Leonard G. Shepard was the first officer in permanent charge of the Revenue Marine. He was born in Massachusetts on 10 March 1846 and appointed as a Third Lieutenant in the Revenue Marine Service on 6 June 1866. He was appointed as Chief, Revenue Marine Service on 28 December 1889 and Chief of the Revenue Cutter Service on 31July 1894.
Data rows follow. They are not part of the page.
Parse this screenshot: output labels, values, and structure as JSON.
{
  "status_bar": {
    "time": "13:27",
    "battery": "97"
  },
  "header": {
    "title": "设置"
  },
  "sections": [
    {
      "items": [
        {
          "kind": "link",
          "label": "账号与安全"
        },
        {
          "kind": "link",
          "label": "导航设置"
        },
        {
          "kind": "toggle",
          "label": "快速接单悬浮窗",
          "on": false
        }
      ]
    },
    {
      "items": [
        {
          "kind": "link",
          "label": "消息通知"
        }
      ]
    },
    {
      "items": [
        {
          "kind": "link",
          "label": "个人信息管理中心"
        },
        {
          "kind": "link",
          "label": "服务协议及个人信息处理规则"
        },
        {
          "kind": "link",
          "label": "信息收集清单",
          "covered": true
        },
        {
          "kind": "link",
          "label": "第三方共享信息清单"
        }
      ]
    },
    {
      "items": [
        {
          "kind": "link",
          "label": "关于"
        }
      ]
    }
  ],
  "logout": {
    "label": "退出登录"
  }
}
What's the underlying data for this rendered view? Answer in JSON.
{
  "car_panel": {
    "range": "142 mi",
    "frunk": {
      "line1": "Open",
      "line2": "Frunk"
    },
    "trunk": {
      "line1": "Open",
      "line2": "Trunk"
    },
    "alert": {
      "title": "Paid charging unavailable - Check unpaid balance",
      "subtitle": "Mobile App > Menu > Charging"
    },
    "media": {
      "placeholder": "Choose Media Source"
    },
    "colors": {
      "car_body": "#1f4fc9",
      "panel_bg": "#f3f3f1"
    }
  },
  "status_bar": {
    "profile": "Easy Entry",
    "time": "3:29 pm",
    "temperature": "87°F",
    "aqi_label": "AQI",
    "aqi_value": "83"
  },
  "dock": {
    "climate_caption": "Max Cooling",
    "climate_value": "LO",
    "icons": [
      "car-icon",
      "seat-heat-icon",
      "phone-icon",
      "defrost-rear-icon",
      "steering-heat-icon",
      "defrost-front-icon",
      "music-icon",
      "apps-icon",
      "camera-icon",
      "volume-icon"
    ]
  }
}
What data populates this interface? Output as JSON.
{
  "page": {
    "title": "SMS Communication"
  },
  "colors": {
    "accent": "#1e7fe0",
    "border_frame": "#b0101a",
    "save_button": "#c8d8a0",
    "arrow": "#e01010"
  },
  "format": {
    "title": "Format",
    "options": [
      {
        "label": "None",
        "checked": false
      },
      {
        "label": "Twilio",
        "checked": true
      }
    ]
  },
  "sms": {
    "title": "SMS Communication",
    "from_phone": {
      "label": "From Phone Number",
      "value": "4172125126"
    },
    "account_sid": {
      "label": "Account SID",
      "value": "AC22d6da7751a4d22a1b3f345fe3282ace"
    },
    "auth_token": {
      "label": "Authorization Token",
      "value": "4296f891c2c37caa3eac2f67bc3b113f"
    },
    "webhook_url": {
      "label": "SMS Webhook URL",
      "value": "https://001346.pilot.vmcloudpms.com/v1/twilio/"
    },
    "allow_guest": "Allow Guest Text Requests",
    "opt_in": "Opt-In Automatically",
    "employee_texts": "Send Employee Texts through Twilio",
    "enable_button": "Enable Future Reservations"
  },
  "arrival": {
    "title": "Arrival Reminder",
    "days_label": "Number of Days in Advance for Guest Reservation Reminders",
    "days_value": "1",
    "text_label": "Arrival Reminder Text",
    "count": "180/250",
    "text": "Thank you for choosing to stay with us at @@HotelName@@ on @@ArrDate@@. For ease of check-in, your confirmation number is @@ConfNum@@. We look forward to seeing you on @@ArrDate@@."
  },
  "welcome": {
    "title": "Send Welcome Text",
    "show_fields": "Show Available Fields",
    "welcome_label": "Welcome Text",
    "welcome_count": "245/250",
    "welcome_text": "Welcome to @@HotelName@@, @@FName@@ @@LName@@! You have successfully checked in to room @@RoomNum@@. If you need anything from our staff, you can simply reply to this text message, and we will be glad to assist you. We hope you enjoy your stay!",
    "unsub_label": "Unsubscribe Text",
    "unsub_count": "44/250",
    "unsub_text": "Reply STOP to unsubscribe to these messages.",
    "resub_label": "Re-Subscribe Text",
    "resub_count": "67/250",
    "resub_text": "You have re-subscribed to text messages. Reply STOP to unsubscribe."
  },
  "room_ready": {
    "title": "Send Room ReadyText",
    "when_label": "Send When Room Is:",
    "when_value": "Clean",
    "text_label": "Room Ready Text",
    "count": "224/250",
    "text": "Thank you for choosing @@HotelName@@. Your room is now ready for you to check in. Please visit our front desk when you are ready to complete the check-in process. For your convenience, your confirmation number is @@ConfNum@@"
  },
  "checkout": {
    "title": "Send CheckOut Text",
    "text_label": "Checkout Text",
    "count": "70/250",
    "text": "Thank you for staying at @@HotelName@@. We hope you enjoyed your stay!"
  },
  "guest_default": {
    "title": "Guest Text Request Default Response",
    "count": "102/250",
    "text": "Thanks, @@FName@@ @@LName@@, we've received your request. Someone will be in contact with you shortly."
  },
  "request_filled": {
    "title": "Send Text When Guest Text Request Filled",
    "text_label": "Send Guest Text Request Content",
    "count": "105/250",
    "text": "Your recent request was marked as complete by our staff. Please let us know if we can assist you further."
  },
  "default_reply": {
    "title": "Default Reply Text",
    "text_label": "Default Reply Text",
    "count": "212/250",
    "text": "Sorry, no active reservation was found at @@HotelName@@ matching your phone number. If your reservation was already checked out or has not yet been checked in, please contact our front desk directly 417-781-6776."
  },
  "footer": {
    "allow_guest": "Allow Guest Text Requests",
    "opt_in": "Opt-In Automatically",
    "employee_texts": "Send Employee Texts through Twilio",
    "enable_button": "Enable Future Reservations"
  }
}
During his tenure as Chief of the service, Shepard was very concerned with personnel issues. Foremost among these was the stagnation of the officer corps. So many officers, some over the age of 80, filled the higher levels of command there were almost no opportunities for junior officer advancement. This meant that officers were often past their prime before they ever had the opportunity to command. As such, Shepard fought for the passage of HR 6723. This bill created a medical board that examined senior officers and eliminated those not fit to command. Though this was not a permanent solution, it did initially clear a number of senior billets. This reinstated upward mobility and revitalized the officer corps. Shepard also worked toward material improvement of the fleet. As a result, a number of modern cutters were constructed and commissioned. While he was still in office, however, Shepard contracted pneumonia and he died in Washington, DC on 1 March 1895.